  • Olugbemiro J. Jegede,

    1. Science and Mathematics Education Centre, Curtin University of Technology, Perth, W.A. 6001, Australia
    Search for more papers by this author
    • Written while a Visiting Fellow from Ahmadu Bello University, Zaria, Nigeria, West Africa.

  • Peter A. O. Okebukola

    1. Department of Curriculum Studies, Faculty of Education, Lagos State University, Lagos, Nigeria
    Search for more papers by this author
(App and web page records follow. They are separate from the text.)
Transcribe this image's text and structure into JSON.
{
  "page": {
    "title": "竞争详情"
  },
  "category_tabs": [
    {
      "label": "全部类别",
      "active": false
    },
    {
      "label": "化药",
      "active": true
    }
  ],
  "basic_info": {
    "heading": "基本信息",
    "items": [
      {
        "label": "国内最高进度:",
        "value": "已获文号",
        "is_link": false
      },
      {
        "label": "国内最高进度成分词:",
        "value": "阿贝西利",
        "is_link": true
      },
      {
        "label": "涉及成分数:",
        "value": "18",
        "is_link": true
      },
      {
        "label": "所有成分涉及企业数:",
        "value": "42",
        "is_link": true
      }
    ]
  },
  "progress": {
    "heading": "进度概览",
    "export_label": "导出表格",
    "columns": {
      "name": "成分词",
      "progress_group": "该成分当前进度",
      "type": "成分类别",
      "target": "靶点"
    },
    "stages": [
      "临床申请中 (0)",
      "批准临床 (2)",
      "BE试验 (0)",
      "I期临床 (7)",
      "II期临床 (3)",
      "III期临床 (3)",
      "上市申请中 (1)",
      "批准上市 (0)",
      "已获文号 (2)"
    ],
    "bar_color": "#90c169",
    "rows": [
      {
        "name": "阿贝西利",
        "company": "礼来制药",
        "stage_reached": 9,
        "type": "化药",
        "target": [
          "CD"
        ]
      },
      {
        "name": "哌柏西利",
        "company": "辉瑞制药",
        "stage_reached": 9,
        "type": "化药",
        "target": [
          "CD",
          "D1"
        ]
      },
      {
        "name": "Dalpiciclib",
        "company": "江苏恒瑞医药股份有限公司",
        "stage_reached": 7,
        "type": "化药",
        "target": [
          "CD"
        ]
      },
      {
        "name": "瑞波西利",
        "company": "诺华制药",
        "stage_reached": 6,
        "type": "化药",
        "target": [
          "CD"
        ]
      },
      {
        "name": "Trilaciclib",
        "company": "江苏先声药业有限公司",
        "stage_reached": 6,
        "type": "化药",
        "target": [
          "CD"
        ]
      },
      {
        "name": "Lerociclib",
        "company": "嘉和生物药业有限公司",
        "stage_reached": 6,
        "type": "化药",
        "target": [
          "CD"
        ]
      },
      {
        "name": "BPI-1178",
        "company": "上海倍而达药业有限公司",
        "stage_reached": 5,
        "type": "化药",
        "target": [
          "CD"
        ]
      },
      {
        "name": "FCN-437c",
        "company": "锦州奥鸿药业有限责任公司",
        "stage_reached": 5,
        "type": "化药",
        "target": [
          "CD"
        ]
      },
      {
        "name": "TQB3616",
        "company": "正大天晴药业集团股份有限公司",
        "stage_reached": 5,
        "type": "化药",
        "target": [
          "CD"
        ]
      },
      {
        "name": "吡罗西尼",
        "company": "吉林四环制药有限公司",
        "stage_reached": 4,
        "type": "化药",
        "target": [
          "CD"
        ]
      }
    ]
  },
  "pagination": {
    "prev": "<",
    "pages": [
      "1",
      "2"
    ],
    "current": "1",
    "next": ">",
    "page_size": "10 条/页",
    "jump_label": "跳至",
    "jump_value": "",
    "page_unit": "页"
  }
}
Although recent studies have shown that the sociocultural characteristics which children in non-western society bring into the classroom from their environment create a wedge between what they are taught and what they learn, very little has been done to solve the problem. A learner who is not positively disposed to, or has a socio-cultural background that is indifferent to, learning science would find it hard to learn science effectively. This study investigated whether instruction through the use of the socio-cultural mode has any significant effect on students' attitude towards the learning of science. The sample consisted of 600 senior secondary year-one students (442 boys, 158 girls) from 15 secondary schools in Nigeria. The Socio-Cultural Environment Scale (SCES) and the Biology Achievement Test (BAT) were used to measure the change in attitude and achievement of subjects in a pretest-posttest situation after a six-week treatment. Evidence was found to support the hypothesis that science instruction which deliberately involves the discussion of socio-cultural views about science concepts engenders positive attitudes towards the study of science. The findings also indicate that anthropomorphic and mechanistic views can be presented in such a way as to promote positive attitudes towards the study of science in traditional cultures.